The idea took off and they’ve been playing matches all over the world ever since in their famous black and white hoops, though players wear the socks from their own club strip.
You can only play for the club by invitation only and the club doesn’t have a home stadium or clubhouse.
But Penarth has always been where they belong. Or more specifically, the Esplanade Hotel, where the Barbarians always stayed on their Easter tours of Wales.
This week the Baa Baas returned to the town to prepare for their first clash against Wales for seven years on Saturday.
The annual Good Friday game against the Barbarians marked the start of their tour around south Wales, which also included playing Cardiff RFC on the Saturday, Swansea RFC on Easter Monday and then Newport RFC on the Tuesday.
For a period until the First World War, Penarth were as good as the Barbarians.
The fixture was played 75 times until 1986 - with Penarth losing 11 times and drawing four games.
The bond between Penarth and the Barbarians remains - with the side choosing to train there before Saturday’s match in front of hundreds of local school children.
For Ireland’s Rory Best - who will play his last international match at the weekend - he says the Baa Baas go back to the “spirit of rugby”.
It’s about enjoyment, it’s about fun, especially in this professional era. Sometimes you can forget about that. When you back to a place like the Baa Baas, you actually realise what it’s all about and why you started playing.
New Wales head Coach Wayne Pivac says the first meeting between the two sides since 2012 will be “really exciting.”
The Barbarians are what rugby is really all about. It’s the fun element of the game and supporters should be looking forward to some good old fashioned running rugby and it should be an entertaining afternoon.
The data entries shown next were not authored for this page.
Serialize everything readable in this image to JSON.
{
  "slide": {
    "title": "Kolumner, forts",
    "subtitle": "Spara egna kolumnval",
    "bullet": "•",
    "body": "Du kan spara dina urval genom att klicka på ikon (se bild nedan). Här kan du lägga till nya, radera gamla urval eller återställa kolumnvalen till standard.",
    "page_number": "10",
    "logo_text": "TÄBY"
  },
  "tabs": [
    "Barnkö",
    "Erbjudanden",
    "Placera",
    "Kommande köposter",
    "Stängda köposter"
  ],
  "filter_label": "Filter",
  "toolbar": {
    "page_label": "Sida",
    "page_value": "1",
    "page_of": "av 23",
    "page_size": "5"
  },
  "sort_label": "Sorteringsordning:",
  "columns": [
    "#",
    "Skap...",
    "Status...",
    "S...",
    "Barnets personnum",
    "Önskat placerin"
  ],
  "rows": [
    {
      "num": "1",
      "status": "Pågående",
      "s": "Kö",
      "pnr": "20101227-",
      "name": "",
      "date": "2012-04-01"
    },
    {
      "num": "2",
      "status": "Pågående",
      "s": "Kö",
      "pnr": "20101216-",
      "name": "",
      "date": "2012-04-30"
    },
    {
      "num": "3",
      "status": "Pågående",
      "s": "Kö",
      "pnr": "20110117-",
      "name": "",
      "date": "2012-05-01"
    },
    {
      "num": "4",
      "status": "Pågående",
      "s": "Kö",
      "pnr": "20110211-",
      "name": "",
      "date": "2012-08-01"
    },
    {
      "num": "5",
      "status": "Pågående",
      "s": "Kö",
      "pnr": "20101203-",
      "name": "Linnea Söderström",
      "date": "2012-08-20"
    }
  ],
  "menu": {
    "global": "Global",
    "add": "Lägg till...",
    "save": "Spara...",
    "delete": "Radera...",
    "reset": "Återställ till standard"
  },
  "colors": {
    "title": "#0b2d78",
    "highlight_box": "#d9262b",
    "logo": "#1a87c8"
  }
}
The Barbarians’ Welsh connection doesn’t end there.
That Gareth Edwards try in 1973 against the All Blacks is still regarded as rugby union's greatest try,